■ **What to produce**
Render every entry exactly as it appears.

■ **Data provided**
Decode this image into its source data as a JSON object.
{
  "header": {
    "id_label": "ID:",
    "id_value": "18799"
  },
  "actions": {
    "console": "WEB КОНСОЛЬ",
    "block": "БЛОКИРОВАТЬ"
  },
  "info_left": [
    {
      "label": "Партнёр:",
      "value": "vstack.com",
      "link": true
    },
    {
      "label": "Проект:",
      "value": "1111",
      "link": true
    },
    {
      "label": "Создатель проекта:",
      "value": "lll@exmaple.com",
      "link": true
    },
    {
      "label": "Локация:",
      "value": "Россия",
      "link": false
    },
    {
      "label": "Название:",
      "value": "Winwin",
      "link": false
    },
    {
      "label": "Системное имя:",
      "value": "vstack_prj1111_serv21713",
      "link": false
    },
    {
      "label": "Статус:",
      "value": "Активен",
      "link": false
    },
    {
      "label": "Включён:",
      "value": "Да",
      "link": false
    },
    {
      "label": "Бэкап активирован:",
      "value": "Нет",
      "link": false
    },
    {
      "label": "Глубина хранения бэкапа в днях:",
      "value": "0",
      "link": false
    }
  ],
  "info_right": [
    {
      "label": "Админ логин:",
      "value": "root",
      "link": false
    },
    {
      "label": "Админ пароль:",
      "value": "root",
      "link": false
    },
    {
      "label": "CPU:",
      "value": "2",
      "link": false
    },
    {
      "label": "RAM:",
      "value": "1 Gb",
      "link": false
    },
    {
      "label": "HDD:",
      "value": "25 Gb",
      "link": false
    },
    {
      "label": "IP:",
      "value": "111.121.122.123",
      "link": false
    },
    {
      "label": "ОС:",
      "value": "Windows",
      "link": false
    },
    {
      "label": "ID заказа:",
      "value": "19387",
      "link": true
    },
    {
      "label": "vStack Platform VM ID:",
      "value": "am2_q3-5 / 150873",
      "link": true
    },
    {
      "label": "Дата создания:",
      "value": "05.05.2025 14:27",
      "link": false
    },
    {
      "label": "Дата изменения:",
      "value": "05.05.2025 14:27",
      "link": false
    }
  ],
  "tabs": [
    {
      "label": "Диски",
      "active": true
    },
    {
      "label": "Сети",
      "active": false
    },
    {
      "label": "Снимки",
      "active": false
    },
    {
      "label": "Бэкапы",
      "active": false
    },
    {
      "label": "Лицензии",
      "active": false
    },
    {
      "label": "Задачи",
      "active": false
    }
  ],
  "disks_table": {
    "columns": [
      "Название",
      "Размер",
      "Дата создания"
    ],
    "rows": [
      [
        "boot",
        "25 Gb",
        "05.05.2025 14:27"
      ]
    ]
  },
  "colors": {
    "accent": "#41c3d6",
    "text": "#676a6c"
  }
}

■ **Solution**
Decode this image into its source data as a JSON object.
{
  "header": {
    "id_label": "ID:",
    "id_value": "18799"
  },
  "actions": {
    "console": "WEB КОНСОЛЬ",
    "block": "БЛОКИРОВАТЬ"
  },
  "info_left": [
    {
      "label": "Партнёр:",
      "value": "vstack.com",
      "link": true
    },
    {
      "label": "Проект:",
      "value": "1111",
      "link": true
    },
    {
      "label": "Создатель проекта:",
      "value": "lll@exmaple.com",
      "link": true
    },
    {
      "label": "Локация:",
      "value": "Россия",
      "link": false
    },
    {
      "label": "Название:",
      "value": "Winwin",
      "link": false
    },
    {
      "label": "Системное имя:",
      "value": "vstack_prj1111_serv21713",
      "link": false
    },
    {
      "label": "Статус:",
      "value": "Активен",
      "link": false
    },
    {
      "label": "Включён:",
      "value": "Да",
      "link": false
    },
    {
      "label": "Бэкап активирован:",
      "value": "Нет",
      "link": false
    },
    {
      "label": "Глубина хранения бэкапа в днях:",
      "value": "0",
      "link": false
    }
  ],
  "info_right": [
    {
      "label": "Админ логин:",
      "value": "root",
      "link": false
    },
    {
      "label": "Админ пароль:",
      "value": "root",
      "link": false
    },
    {
      "label": "CPU:",
      "value": "2",
      "link": false
    },
    {
      "label": "RAM:",
      "value": "1 Gb",
      "link": false
    },
    {
      "label": "HDD:",
      "value": "25 Gb",
      "link": false
    },
    {
      "label": "IP:",
      "value": "111.121.122.123",
      "link": false
    },
    {
      "label": "ОС:",
      "value": "Windows",
      "link": false
    },
    {
      "label": "ID заказа:",
      "value": "19387",
      "link": true
    },
    {
      "label": "vStack Platform VM ID:",
      "value": "am2_q3-5 / 150873",
      "link": true
    },
    {
      "label": "Дата создания:",
      "value": "05.05.2025 14:27",
      "link": false
    },
    {
      "label": "Дата изменения:",
      "value": "05.05.2025 14:27",
      "link": false
    }
  ],
  "tabs": [
    {
      "label": "Диски",
      "active": true
    },
    {
      "label": "Сети",
      "active": false
    },
    {
      "label": "Снимки",
      "active": false
    },
    {
      "label": "Бэкапы",
      "active": false
    },
    {
      "label": "Лицензии",
      "active": false
    },
    {
      "label": "Задачи",
      "active": false
    }
  ],
  "disks_table": {
    "columns": [
      "Название",
      "Размер",
      "Дата создания"
    ],
    "rows": [
      [
        "boot",
        "25 Gb",
        "05.05.2025 14:27"
      ]
    ]
  },
  "colors": {
    "accent": "#41c3d6",
    "text": "#676a6c"
  }
}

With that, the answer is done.